There is a misconception that higher levels of hockey bring in more extreme reactions from parents, and that is not the case according to Richard Monette, publisher and editor-in-chief of Active for Life. His professional activities span the disciplines of business, sport psychology and education. He is part of the B2ten leadership team and leads the Active for Life initiative.
“There is a quiet majority of parents for who winning is not the ultimate result,” said Monette. “I think there is a very vocal minority of parents and coaches for who winning at all costs is really important. I think they’re a bit more vocal than they used to be.”
It’s about defining and understanding what ‘success’ means in minor hockey. Balancing fun and development with the desire for healthy competition and growth is key for a positive hockey experience.
“There’s winning in the short term and success in the long term and often, winning right now, all the time, doesn’t lead to success in the long term. There’s a lot to be learned through different aspects of competing. Winning in itself is not a bad thing, it’s how you act as you’re trying to win and how you react to your defeat and your challenges that makes the difference.”
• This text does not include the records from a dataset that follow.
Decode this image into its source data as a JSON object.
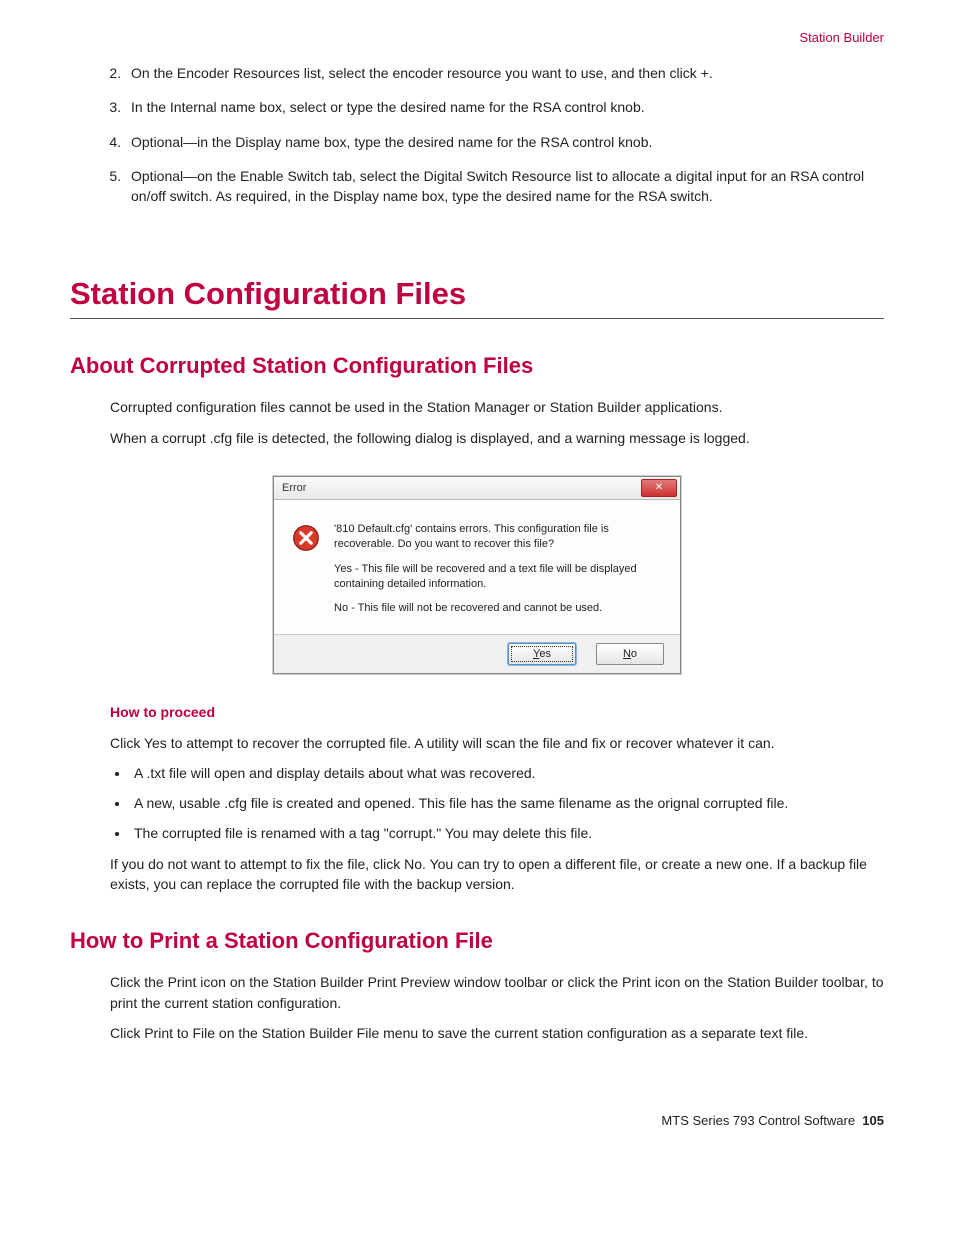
{
  "header": {
    "breadcrumb": "Station Builder"
  },
  "steps": [
    {
      "n": "2.",
      "text": "On the Encoder Resources list, select the encoder resource you want to use, and then click +."
    },
    {
      "n": "3.",
      "text": "In the Internal name box, select or type the desired name for the RSA control knob."
    },
    {
      "n": "4.",
      "text": "Optional—in the Display name box, type the desired name for the RSA control knob."
    },
    {
      "n": "5.",
      "text": "Optional—on the Enable Switch tab, select the Digital Switch Resource list to allocate a digital input for an RSA control on/off switch. As required, in the Display name box, type the desired name for the RSA switch."
    }
  ],
  "h1": "Station Configuration Files",
  "section_about": {
    "title": "About Corrupted Station Configuration Files",
    "p1": "Corrupted configuration files cannot be used in the Station Manager or Station Builder applications.",
    "p2": "When a corrupt .cfg file is detected, the following dialog is displayed, and a warning message is logged."
  },
  "dialog": {
    "title": "Error",
    "close": "✕",
    "msg_main": "'810 Default.cfg' contains errors. This configuration file is recoverable. Do you want to recover this file?",
    "msg_yes": "Yes - This file will be recovered and a text file will be displayed containing detailed information.",
    "msg_no": "No  - This file will not be recovered and cannot be used.",
    "btn_yes": "Yes",
    "btn_no": "No"
  },
  "proceed": {
    "heading": "How to proceed",
    "p1": "Click Yes to attempt to recover the corrupted file. A utility will scan the file and fix or recover whatever it can.",
    "bullets": [
      "A .txt file will open and display details about what was recovered.",
      "A new, usable .cfg file is created and opened. This file has the same filename as the orignal corrupted file.",
      "The corrupted file is renamed with a tag \"corrupt.\" You may delete this file."
    ],
    "p2": "If you do not want to attempt to fix the file, click No. You can try to open a different file, or create a new one. If a backup file exists, you can replace the corrupted file with the backup version."
  },
  "section_print": {
    "title": "How to Print a Station Configuration File",
    "p1": "Click the Print icon on the Station Builder Print Preview window toolbar or click the Print icon on the Station Builder toolbar, to print the current station configuration.",
    "p2": "Click Print to File on the Station Builder File menu to save the current station configuration as a separate text file."
  },
  "footer": {
    "product": "MTS Series 793 Control Software",
    "page": "105"
  }
}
Can you win from losing? There are life lessons that come from defeat. Learning to lose graciously and working hard to improve are all a part of what Monette describes as a ‘growth mindset’. The positives that come from players realizing that they could’ve done better or worked more on their skills outweigh a player thinking that there is nothing left to improve upon because of how easily wins may have come to them.
There are many parents who understand that it’s about fun, developing kids and building up resilience. Despite the famous stories of athletes like Tiger Woods who specialized in one sport early at a young age, there is a growing trend of those who are now changing the focus on the importance of creating multi-sport athletes and the cautions of preventing over-use injuries.